Protests Grow Against Proposed Mexican American Textbook in Texas


The public school text “Mexican American Heritage” is being called “the epitome of revisionist history.”

“Moonbeeps” from Moonbot | Touch and Go


Moonbot Studios latest series of apps celebrates old-fashioned play—with a digital twist, of course.

Laura Bush: $13 Million in School Library Grants and Counting


A former First Lady’s love of books has transformed into far reaching support for our neediest students.

Old Library, New Library, New Library | Sandy Hook School


A poem by a librarian at Sandy Hook (CT) Elementary School describes the comfort that books and the library have offered students since the mass shooting at the school in 2012.

Wisconsin School Libraries To Get $37.7 Million This Year


The state’s Common School Fund, established in 1848, yields assets that are distributed to school libraries each year.

Learning to Like Mother Goose Scripts | First Steps


During early learning programs with patrons who speak Russian, Turkish, and other languages at home, handouts with the words to rhymes and songs become adult learning tools.

It Starts with “Hello” | Editorial


As the dynamic children’s room at the Bozeman Public Library in Montana proves time and again, kindness is key to good library service. Good humor and a full understanding of block play help, too.

This article was published in School Library Journal's June 2016 issue. Subscribe today and save up to 35% off the regular subscription rate.

Picture of the Week: Pam Muñoz Ryan Wins Children’s History Book Prize


Local students were part of the jury that made ‘Echo’ the winner of New-York Historical’s 2016 Children’s History Book Prize.

How Conferences Could Be Better

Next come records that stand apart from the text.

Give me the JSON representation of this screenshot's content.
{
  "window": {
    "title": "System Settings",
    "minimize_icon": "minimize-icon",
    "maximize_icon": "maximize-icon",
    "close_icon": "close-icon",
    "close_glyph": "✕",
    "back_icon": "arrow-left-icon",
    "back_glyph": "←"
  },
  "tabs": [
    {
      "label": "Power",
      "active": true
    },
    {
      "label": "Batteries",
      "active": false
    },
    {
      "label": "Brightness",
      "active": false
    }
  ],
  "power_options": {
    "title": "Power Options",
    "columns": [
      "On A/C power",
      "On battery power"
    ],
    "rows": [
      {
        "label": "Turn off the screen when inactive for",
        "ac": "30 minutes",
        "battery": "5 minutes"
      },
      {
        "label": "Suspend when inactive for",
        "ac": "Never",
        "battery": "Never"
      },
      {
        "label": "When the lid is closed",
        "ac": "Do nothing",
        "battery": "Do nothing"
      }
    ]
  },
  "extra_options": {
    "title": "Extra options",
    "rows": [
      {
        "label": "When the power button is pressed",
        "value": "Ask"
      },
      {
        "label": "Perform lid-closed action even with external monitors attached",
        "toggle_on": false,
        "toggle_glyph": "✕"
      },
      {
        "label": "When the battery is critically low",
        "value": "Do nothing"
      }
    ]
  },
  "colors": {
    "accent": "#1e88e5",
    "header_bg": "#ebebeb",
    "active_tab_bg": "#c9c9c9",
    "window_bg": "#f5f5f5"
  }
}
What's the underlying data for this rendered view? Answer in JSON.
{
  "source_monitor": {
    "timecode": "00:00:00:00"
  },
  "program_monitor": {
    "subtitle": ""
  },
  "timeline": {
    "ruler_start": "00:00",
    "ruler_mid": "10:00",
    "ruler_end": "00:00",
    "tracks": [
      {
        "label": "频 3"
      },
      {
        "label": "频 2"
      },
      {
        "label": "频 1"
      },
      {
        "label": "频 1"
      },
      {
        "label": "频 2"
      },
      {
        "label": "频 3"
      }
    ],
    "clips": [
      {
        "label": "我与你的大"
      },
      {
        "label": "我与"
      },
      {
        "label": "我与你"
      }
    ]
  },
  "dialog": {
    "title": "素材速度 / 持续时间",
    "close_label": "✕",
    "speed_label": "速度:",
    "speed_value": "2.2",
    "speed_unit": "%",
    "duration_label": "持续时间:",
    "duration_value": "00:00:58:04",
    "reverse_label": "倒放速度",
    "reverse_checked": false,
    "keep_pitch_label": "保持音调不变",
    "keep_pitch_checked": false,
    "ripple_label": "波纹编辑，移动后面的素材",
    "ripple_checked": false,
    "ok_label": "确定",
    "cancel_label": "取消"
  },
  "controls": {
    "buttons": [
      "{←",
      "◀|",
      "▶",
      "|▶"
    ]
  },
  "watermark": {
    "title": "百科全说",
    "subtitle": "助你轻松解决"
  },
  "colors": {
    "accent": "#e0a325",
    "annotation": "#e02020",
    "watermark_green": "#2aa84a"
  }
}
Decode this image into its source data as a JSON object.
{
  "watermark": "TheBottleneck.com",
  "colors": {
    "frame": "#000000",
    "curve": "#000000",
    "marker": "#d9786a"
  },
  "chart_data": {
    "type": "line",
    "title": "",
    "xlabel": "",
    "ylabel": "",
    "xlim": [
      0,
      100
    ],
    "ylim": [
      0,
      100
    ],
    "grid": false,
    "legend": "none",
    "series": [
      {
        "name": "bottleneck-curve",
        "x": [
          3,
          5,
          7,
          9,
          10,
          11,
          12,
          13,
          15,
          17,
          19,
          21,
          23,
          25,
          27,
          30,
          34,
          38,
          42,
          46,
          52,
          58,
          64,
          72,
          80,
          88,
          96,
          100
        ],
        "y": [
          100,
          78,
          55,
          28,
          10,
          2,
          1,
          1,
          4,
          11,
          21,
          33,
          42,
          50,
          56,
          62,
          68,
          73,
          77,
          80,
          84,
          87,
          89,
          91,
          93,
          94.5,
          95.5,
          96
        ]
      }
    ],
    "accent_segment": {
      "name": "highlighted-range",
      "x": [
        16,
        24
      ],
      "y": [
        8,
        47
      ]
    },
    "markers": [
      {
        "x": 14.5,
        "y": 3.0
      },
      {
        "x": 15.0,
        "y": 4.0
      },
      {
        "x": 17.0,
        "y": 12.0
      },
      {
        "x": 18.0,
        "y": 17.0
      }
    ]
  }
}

Attendees describe how they’d like ALA and other big conferences to evolve—and why smaller and virtual gatherings can be fine alternatives.

Scholastic Authors Reveal What’s Coming for Fall


Scholastic’s unique video publisher preview is full of fun and surprises, as well as plenty of collection-worthy titles for the upcoming school year.

Busy Hands, Engaged Minds, and Unfettered Imaginations: A Craft Book Round-Up


Chock-full of hands-on activities for indoor and outdoor spaces, these splendid books encourage kids to learn new skills, be creative, and have some serious fun.

Let Book Awards Committee Members Blab | Up for Debate

Ed Spicer

I would dearly love to talk about my experiences on children’s book awards committees. Ending the confidentiality requirement would also allow members to discuss those books and illustrators who truly did fabulous work but weren’t winners or honorees.

Why You Don’t Want To Know More About the Newbery and Caldecott | Up for Debate

Dan Santat

To a writer or artist like myself, hearing about committee proceedings would only create feelings of self-doubt and raise ‘what if?’ questions. It wouldn’t make non-winners think about what they did ‘right.’ Rather, they would ask what they did ‘wrong.’